If a manager “criticizes” an employee in private, does that count as “abusive” behavior? Under House Bill 591, vetoed by Gov. Maggie Hassan on Monday, it does. And that is reason enough to justify her veto.
Legislators worked for months on the bill, which would apply to state employees. It was designed to give them some real protections from what the State Employees Association has called bullying by managers. Hassan, typically loyal to the SEA agenda, said it “attempts to legislate politeness, manners and the interpersonal relationships of co-workers.” She was right.

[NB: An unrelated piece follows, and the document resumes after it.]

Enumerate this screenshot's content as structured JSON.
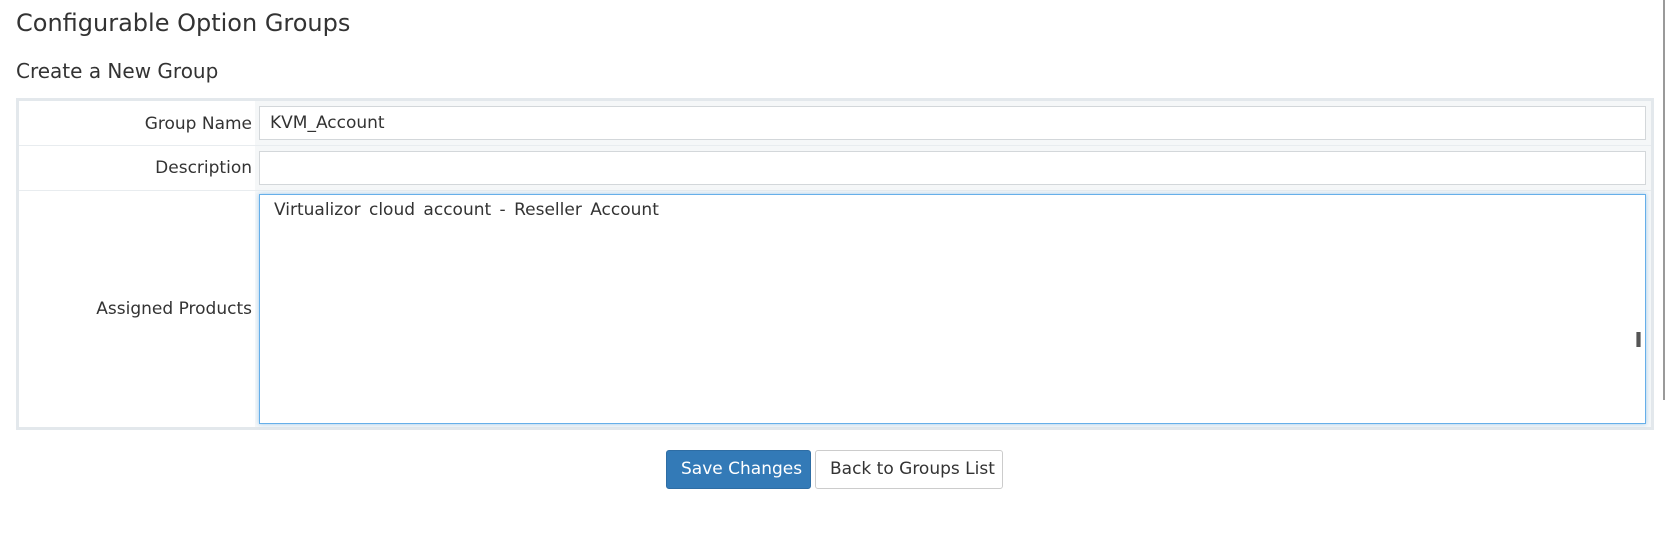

Most people probably would agree that “constant and unreasonable criticism which is not part of a typical evaluation process,” which the bill forbade, amounts to bullying or abuse. But the bill also classified as abusive “behavior or language that... criticizes the employee alone or in public.” Bosses are supposed to always praise an employee’s work?That and other language was subjective enough to be an invitation for a flood of lawsuits. Hassan’s veto was the right move. Legislators should try again next year.